Dysregulation of dopamine-dependent mechanisms as a determinant of hypertension: Studies in dopamine receptor knockout mice
American Journal of Physiology - Heart and Circulatory Physiology
Dopamine receptor; Knockout mice
Dopamine plays an important role in the pathogenesis of hypertension by regulating epithelial sodium transport and by interacting with vasoactive hormones/humoral factors, such as aldosterone, angiotensin, catecholamines, endothelin, oxytocin, prolactin pro-opiomelancortin, reactive oxygen species, renin, and vasopressin. Dopamine receptors are classified into D 1-like (D1 and D5) and D2-like (D2, D3, and D4) subtypes based on their structure and pharmacology. In recent years, mice deficient in one or more of the five dopamine receptor subtypes have been generated, leading to a better understanding of the physiological role of each of the dopamine receptor subtypes. This review summarizes the results from studies of various dopamine receptor mutant mice on the role of individual dopamine receptor subtypes and their interactions with other G protein-coupled receptors in the regulation of blood pressure. Copyright © 2008 the American Physiological Society.

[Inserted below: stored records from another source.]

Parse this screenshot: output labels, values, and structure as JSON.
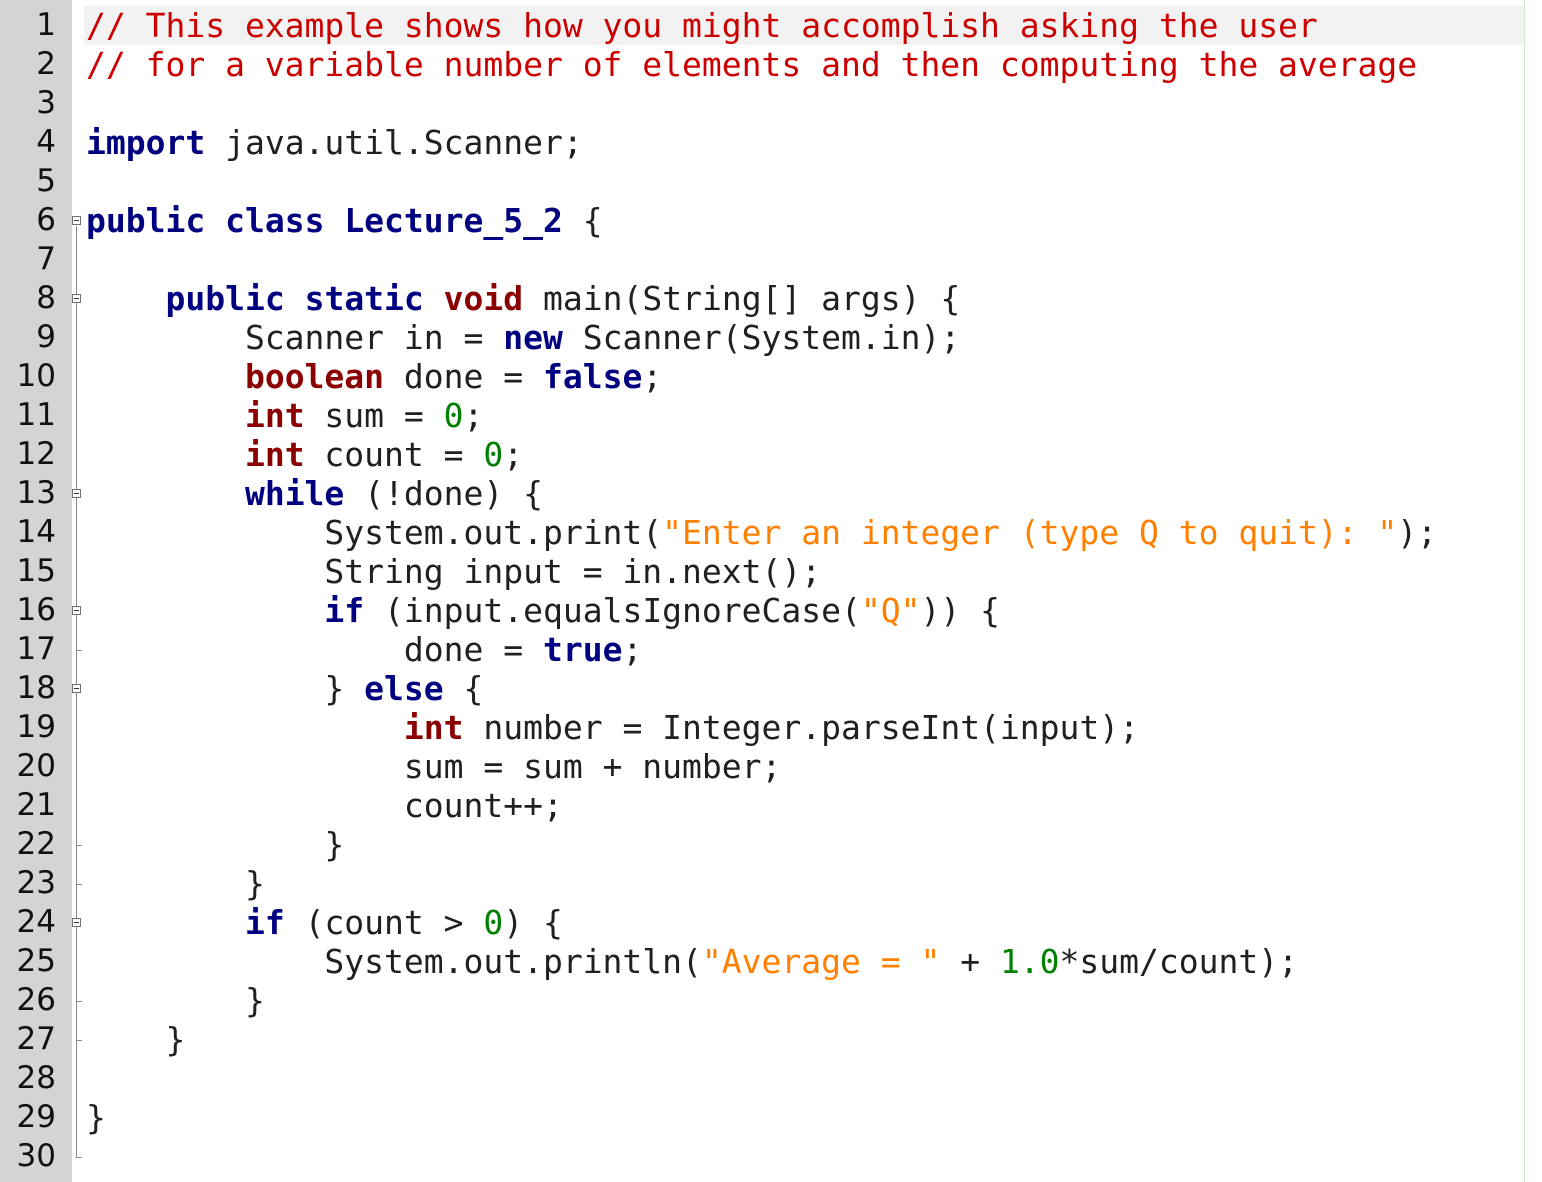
{
  "editor": {
    "line_numbers": [
      "1",
      "2",
      "3",
      "4",
      "5",
      "6",
      "7",
      "8",
      "9",
      "10",
      "11",
      "12",
      "13",
      "14",
      "15",
      "16",
      "17",
      "18",
      "19",
      "20",
      "21",
      "22",
      "23",
      "24",
      "25",
      "26",
      "27",
      "28",
      "29",
      "30"
    ],
    "lines": [
      [
        {
          "t": "// This example shows how you might accomplish asking the user",
          "c": "cm"
        }
      ],
      [
        {
          "t": "// for a variable number of elements and then computing the average",
          "c": "cm"
        }
      ],
      [],
      [
        {
          "t": "import",
          "c": "kw"
        },
        {
          "t": " java.util.Scanner;",
          "c": "pl"
        }
      ],
      [],
      [
        {
          "t": "public",
          "c": "kw"
        },
        {
          "t": " ",
          "c": "pl"
        },
        {
          "t": "class",
          "c": "kw"
        },
        {
          "t": " ",
          "c": "pl"
        },
        {
          "t": "Lecture_5_2",
          "c": "cls"
        },
        {
          "t": " {",
          "c": "pl"
        }
      ],
      [],
      [
        {
          "t": "    ",
          "c": "pl"
        },
        {
          "t": "public",
          "c": "kw"
        },
        {
          "t": " ",
          "c": "pl"
        },
        {
          "t": "static",
          "c": "kw"
        },
        {
          "t": " ",
          "c": "pl"
        },
        {
          "t": "void",
          "c": "ty"
        },
        {
          "t": " main(String[] args) {",
          "c": "pl"
        }
      ],
      [
        {
          "t": "        Scanner in = ",
          "c": "pl"
        },
        {
          "t": "new",
          "c": "kw"
        },
        {
          "t": " Scanner(System.in);",
          "c": "pl"
        }
      ],
      [
        {
          "t": "        ",
          "c": "pl"
        },
        {
          "t": "boolean",
          "c": "ty"
        },
        {
          "t": " done = ",
          "c": "pl"
        },
        {
          "t": "false",
          "c": "kw"
        },
        {
          "t": ";",
          "c": "pl"
        }
      ],
      [
        {
          "t": "        ",
          "c": "pl"
        },
        {
          "t": "int",
          "c": "ty"
        },
        {
          "t": " sum = ",
          "c": "pl"
        },
        {
          "t": "0",
          "c": "num"
        },
        {
          "t": ";",
          "c": "pl"
        }
      ],
      [
        {
          "t": "        ",
          "c": "pl"
        },
        {
          "t": "int",
          "c": "ty"
        },
        {
          "t": " count = ",
          "c": "pl"
        },
        {
          "t": "0",
          "c": "num"
        },
        {
          "t": ";",
          "c": "pl"
        }
      ],
      [
        {
          "t": "        ",
          "c": "pl"
        },
        {
          "t": "while",
          "c": "kw"
        },
        {
          "t": " (!done) {",
          "c": "pl"
        }
      ],
      [
        {
          "t": "            System.out.print(",
          "c": "pl"
        },
        {
          "t": "\"Enter an integer (type Q to quit): \"",
          "c": "str"
        },
        {
          "t": ");",
          "c": "pl"
        }
      ],
      [
        {
          "t": "            String input = in.next();",
          "c": "pl"
        }
      ],
      [
        {
          "t": "            ",
          "c": "pl"
        },
        {
          "t": "if",
          "c": "kw"
        },
        {
          "t": " (input.equalsIgnoreCase(",
          "c": "pl"
        },
        {
          "t": "\"Q\"",
          "c": "str"
        },
        {
          "t": ")) {",
          "c": "pl"
        }
      ],
      [
        {
          "t": "                done = ",
          "c": "pl"
        },
        {
          "t": "true",
          "c": "kw"
        },
        {
          "t": ";",
          "c": "pl"
        }
      ],
      [
        {
          "t": "            } ",
          "c": "pl"
        },
        {
          "t": "else",
          "c": "kw"
        },
        {
          "t": " {",
          "c": "pl"
        }
      ],
      [
        {
          "t": "                ",
          "c": "pl"
        },
        {
          "t": "int",
          "c": "ty"
        },
        {
          "t": " number = Integer.parseInt(input);",
          "c": "pl"
        }
      ],
      [
        {
          "t": "                sum = sum + number;",
          "c": "pl"
        }
      ],
      [
        {
          "t": "                count++;",
          "c": "pl"
        }
      ],
      [
        {
          "t": "            }",
          "c": "pl"
        }
      ],
      [
        {
          "t": "        }",
          "c": "pl"
        }
      ],
      [
        {
          "t": "        ",
          "c": "pl"
        },
        {
          "t": "if",
          "c": "kw"
        },
        {
          "t": " (count > ",
          "c": "pl"
        },
        {
          "t": "0",
          "c": "num"
        },
        {
          "t": ") {",
          "c": "pl"
        }
      ],
      [
        {
          "t": "            System.out.println(",
          "c": "pl"
        },
        {
          "t": "\"Average = \"",
          "c": "str"
        },
        {
          "t": " + ",
          "c": "pl"
        },
        {
          "t": "1.0",
          "c": "num"
        },
        {
          "t": "*sum/count);",
          "c": "pl"
        }
      ],
      [
        {
          "t": "        }",
          "c": "pl"
        }
      ],
      [
        {
          "t": "    }",
          "c": "pl"
        }
      ],
      [],
      [
        {
          "t": "}",
          "c": "pl"
        }
      ],
      []
    ]
  },
  "colors": {
    "comment": "#cc0000",
    "keyword": "#000080",
    "type": "#8b0000",
    "number": "#008000",
    "string": "#ff8000",
    "gutter": "#d4d4d4"
  }
}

Zeng, C., Armando, I., Luo, Y., Eisner, G., Felder, R., & Jose, P. (2008). Dysregulation of dopamine-dependent mechanisms as a determinant of hypertension: Studies in dopamine receptor knockout mice. American Journal of Physiology - Heart and Circulatory Physiology, 294 (2). http://dx.doi.org/10.1152/ajpheart.01036.2007